Newly Discovered 250-Million-Year-Old Fierce Lizard Fossil is Named After Mythical Monster
Who knows if the people who lived in the Paraná Basin of southern Brazil years ago saw fossils of dinosaurs and came up with strange mythical beings because of them. Whatever connection there may be, scientists have identified a new fossil near where the Guarani people live—a beautiful fossil of a creature that fills an evolutionary gap.
The previously unknown lizard lived about 250 million years ago.
The scientists have named the genus of the creature after one of the Guarani people’s mythical monsters. An article in the journal Nature states:
“Genus named after Teyú Yaguá, one of the seven legendary beasts in the mythology of the Guarani ethnic group, who occupied a large territory of central east South America, including the type locality of the new species. Teyú Yaguá, literally meaning ‘fierce lizard,’ is commonly represented as a dog-headed lizard. Species name derived from paradoxa, Greek meaning ‘paradoxical’, ‘unexpected’, owing to its unusual combination of plesiomorphic and derived characters.”
Teyujagua paradoxa holotype. (Pinheiro et al.)
The team who found it, three Brazilian university researchers, call it a beautiful fossil. It was a small animal, similar to a crocodile. It likely lived near lakeshores and fed on fish.
An article on Guarani mythology describes the monster called Teyú Yaguá and says it is a giant lizard with a dog’s head and skin covered in gold and precious stones that it gained from rolling in the treasures of Itayu.
His eyes are believed to shoot fire, but despite this and his menacing appearance, he is said to be benign. He doesn’t move well, but that may be due to his large size.
Depiction of Teyú Yaguá from the Mythical Museum Ramón Elías. (tripfreakz)
According to legends, Teyú Yaguá ’s diet consists of fruit, and he is considered the protector of fruits. But his favorite food is honey, which his brother Yasy Yatere, another monster, gave him.
- Sierra de la Plata: The Inca Legend of the Silver Mountain
- The Gods of Creation and Legendary Beasts of the Guarani
- The Legendary Powers of a Seventh Son of a Seventh Son
Not knowing about evolution led many people around the world to tell stories about how the world and its various creatures and features came into being. The Guarani believed that Teyú Yaguá was the son of Tau, the spirit of evil, and Kerana, a Guarani princess.

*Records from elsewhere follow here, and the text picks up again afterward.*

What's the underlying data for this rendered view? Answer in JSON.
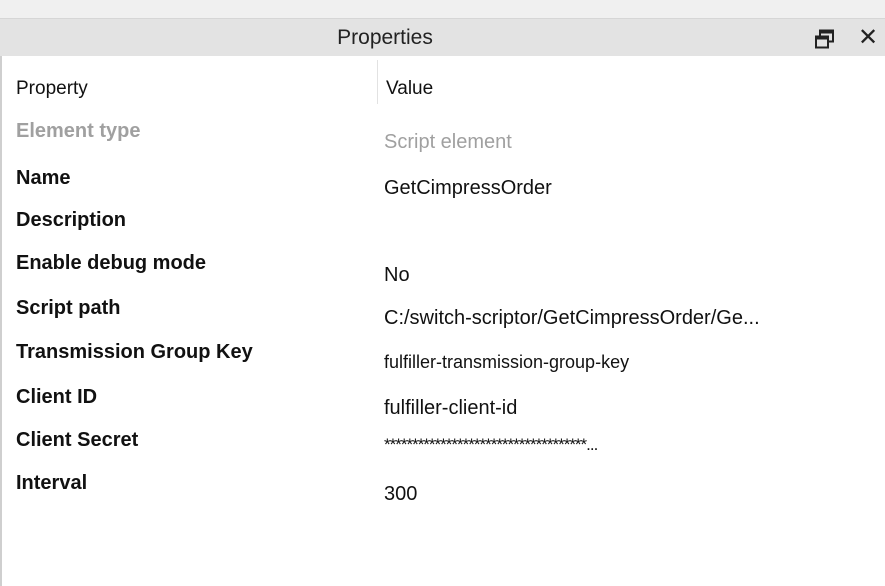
{
  "panel": {
    "title": "Properties"
  },
  "table": {
    "headers": {
      "property": "Property",
      "value": "Value"
    },
    "rows": [
      {
        "property": "Element type",
        "value": "Script element",
        "disabled": true
      },
      {
        "property": "Name",
        "value": "GetCimpressOrder"
      },
      {
        "property": "Description",
        "value": ""
      },
      {
        "property": "Enable debug mode",
        "value": "No"
      },
      {
        "property": "Script path",
        "value": "C:/switch-scriptor/GetCimpressOrder/Ge..."
      },
      {
        "property": "Transmission Group Key",
        "value": "fulfiller-transmission-group-key"
      },
      {
        "property": "Client ID",
        "value": "fulfiller-client-id"
      },
      {
        "property": "Client Secret",
        "value": "************************************..."
      },
      {
        "property": "Interval",
        "value": "300"
      }
    ]
  },
  "icons": {
    "float": "float-window-icon",
    "close": "close-icon"
  }
}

The couple’s story is highly important in the Guarani creation myth and belief system. Tau took form as a human and courted Kerana for seven days.

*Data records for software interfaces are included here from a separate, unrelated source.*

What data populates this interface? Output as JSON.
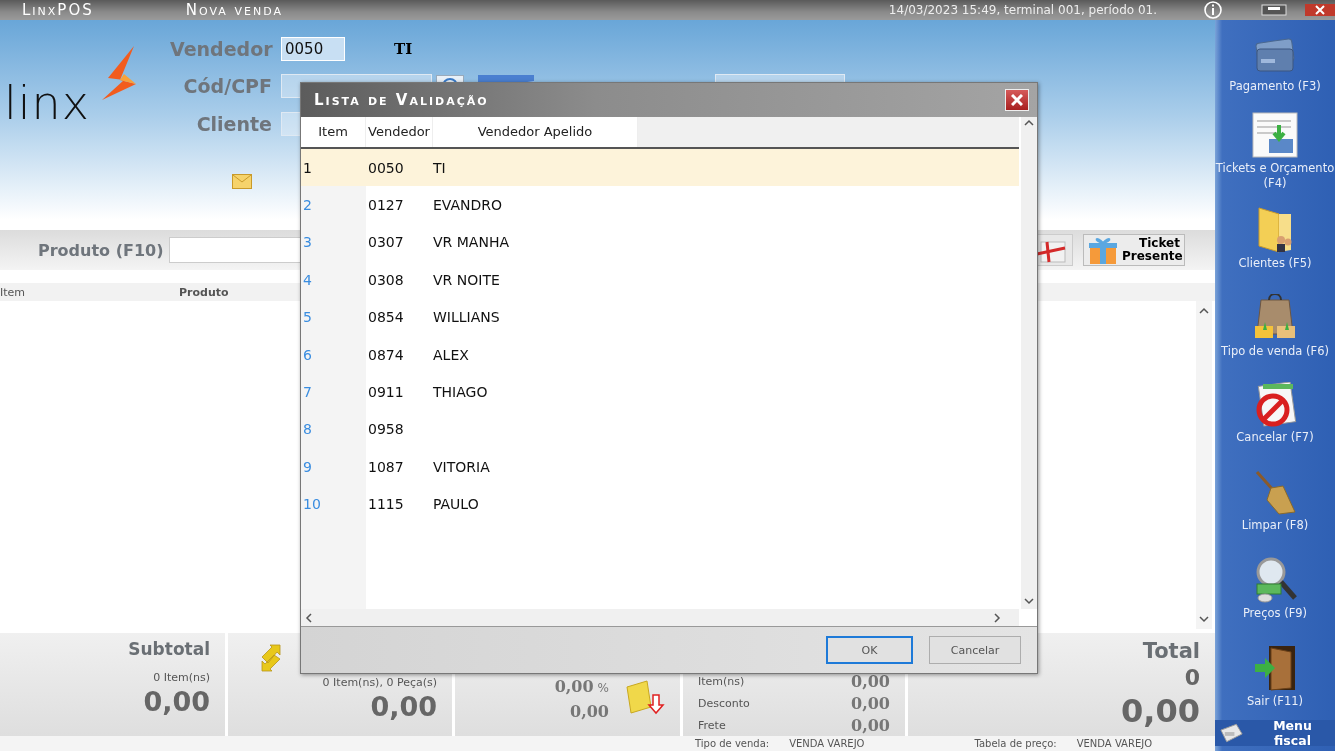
{
  "app": {
    "name": "LinxPOS",
    "screen": "Nova venda",
    "session": "14/03/2023 15:49, terminal 001, período 01."
  },
  "logo": "linx",
  "form": {
    "vendedor": {
      "label": "Vendedor",
      "value": "0050",
      "name": "TI"
    },
    "cod_cpf": {
      "label": "Cód/CPF"
    },
    "cliente": {
      "label": "Cliente"
    }
  },
  "product": {
    "label": "Produto (F10)",
    "ticket_button": "Ticket Presente"
  },
  "grid": {
    "columns": [
      "Item",
      "Produto"
    ]
  },
  "totals": {
    "subtotal": {
      "title": "Subtotal",
      "count": "0 Item(ns)",
      "value": "0,00"
    },
    "items": {
      "count": "0 Item(ns), 0 Peça(s)",
      "value": "0,00"
    },
    "discount": {
      "percent": "0,00",
      "percent_sign": "%",
      "value": "0,00"
    },
    "summary": [
      {
        "label": "Item(ns)",
        "value": "0,00"
      },
      {
        "label": "Desconto",
        "value": "0,00"
      },
      {
        "label": "Frete",
        "value": "0,00"
      }
    ],
    "total": {
      "title": "Total",
      "count": "0",
      "value": "0,00"
    }
  },
  "status_bar": [
    {
      "label": "Tipo de venda:",
      "value": "VENDA VAREJO"
    },
    {
      "label": "Tabela de preço:",
      "value": "VENDA VAREJO"
    }
  ],
  "sidebar": [
    {
      "label": "Pagamento (F3)",
      "kind": "card"
    },
    {
      "label": "Tickets e Orçamento (F4)",
      "kind": "receipt"
    },
    {
      "label": "Clientes (F5)",
      "kind": "folder"
    },
    {
      "label": "Tipo de venda (F6)",
      "kind": "bag"
    },
    {
      "label": "Cancelar (F7)",
      "kind": "cancel"
    },
    {
      "label": "Limpar (F8)",
      "kind": "broom"
    },
    {
      "label": "Preços (F9)",
      "kind": "magnifier"
    },
    {
      "label": "Sair (F11)",
      "kind": "door"
    }
  ],
  "menu_fiscal": "Menu fiscal",
  "dialog": {
    "title": "Lista de Validação",
    "columns": [
      "Item",
      "Vendedor",
      "Vendedor Apelido"
    ],
    "rows": [
      {
        "item": "1",
        "code": "0050",
        "nickname": "TI",
        "selected": true
      },
      {
        "item": "2",
        "code": "0127",
        "nickname": "EVANDRO",
        "selected": false
      },
      {
        "item": "3",
        "code": "0307",
        "nickname": "VR MANHA",
        "selected": false
      },
      {
        "item": "4",
        "code": "0308",
        "nickname": "VR NOITE",
        "selected": false
      },
      {
        "item": "5",
        "code": "0854",
        "nickname": "WILLIANS",
        "selected": false
      },
      {
        "item": "6",
        "code": "0874",
        "nickname": "ALEX",
        "selected": false
      },
      {
        "item": "7",
        "code": "0911",
        "nickname": "THIAGO",
        "selected": false
      },
      {
        "item": "8",
        "code": "0958",
        "selected": false
      },
      {
        "item": "9",
        "code": "1087",
        "nickname": "VITORIA",
        "selected": false
      },
      {
        "item": "10",
        "code": "1115",
        "nickname": "PAULO",
        "selected": false
      }
    ],
    "buttons": [
      {
        "label": "OK",
        "default": true
      },
      {
        "label": "Cancelar",
        "default": false
      }
    ]
  }
}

Depiction of Tau and Kerana. (Public Domain)
But the spirit of good, Angatupyry, tried to save Kerana. Angatypyry fought Tau for seven days until he defeated him. Tau went into exile. But he returned, kidnapped Kerana, and they became a couple. The goddess Arasy cursed the couple. With this curse and Tau’s malevolent nature, the pair had seven monstrous sons with different attributes and domains. Teyú Yaguá is one of these seven sons.
The fossil identified by the scientists from Brazilian universities was related to the dinosaurs’ ancestors the archosauriforms—a class of reptiles that were at the apex of the food chain before a series of volcanic eruptions nearly wiped them out about 252 million years ago. About 90 percent of Earth’s life forms that lived then were killed by the catastrophe.
Fossilized skull of the Teyujagua. (University of Birmingham)
Felipe Pinheiro of the Universidade Federal do Pampa was one of the scientists who discovered the fossil skull near the city of São Francisco de Assis.
- The Last of the Charrua: The Honored Warrior Tribe of Uruguay
- Candomble: The African-Brazilian Dance in Honor of the Gods
- Discovery of ancient stone tools in Brazil challenges belief about human arrival in the Americas
He said the creature differs from other fossils of the Lower Jurassic. It is similar in anatomy to the archosauriforms and primitive reptiles, including the dinosaurs and pterosaurs, modern birds and crocodiles.
"The discovery of Teyujagua was really exciting,” Pinheiro told the BBC. “Ever since we saw that beautiful skull for the first time in the field, still mostly covered by rock, we knew we had something extraordinary in our hands. Back in the lab, after slowly exposing the bones, the fossil exceeded our expectations. It had a combination of features never seen before, indicating the unique position of Teyujagua in the evolutionary tree of an important group of vertebrates.”
Archosauromorph phylogeny showing the recovered position of Teyujagua. (Pinheiro et al.)
The ancient culture of the Guarani people, who are spread across Paraguay, Brazil, Argentina, and Bolivia, is as strong today as it was many centuries ago, sustained through an oral tradition of passing down myths and legends from one generation to the next.
Featured Image: Artistic representation of Teyujagua paradoxa. Source: Voltaire Neto
By Mark Miller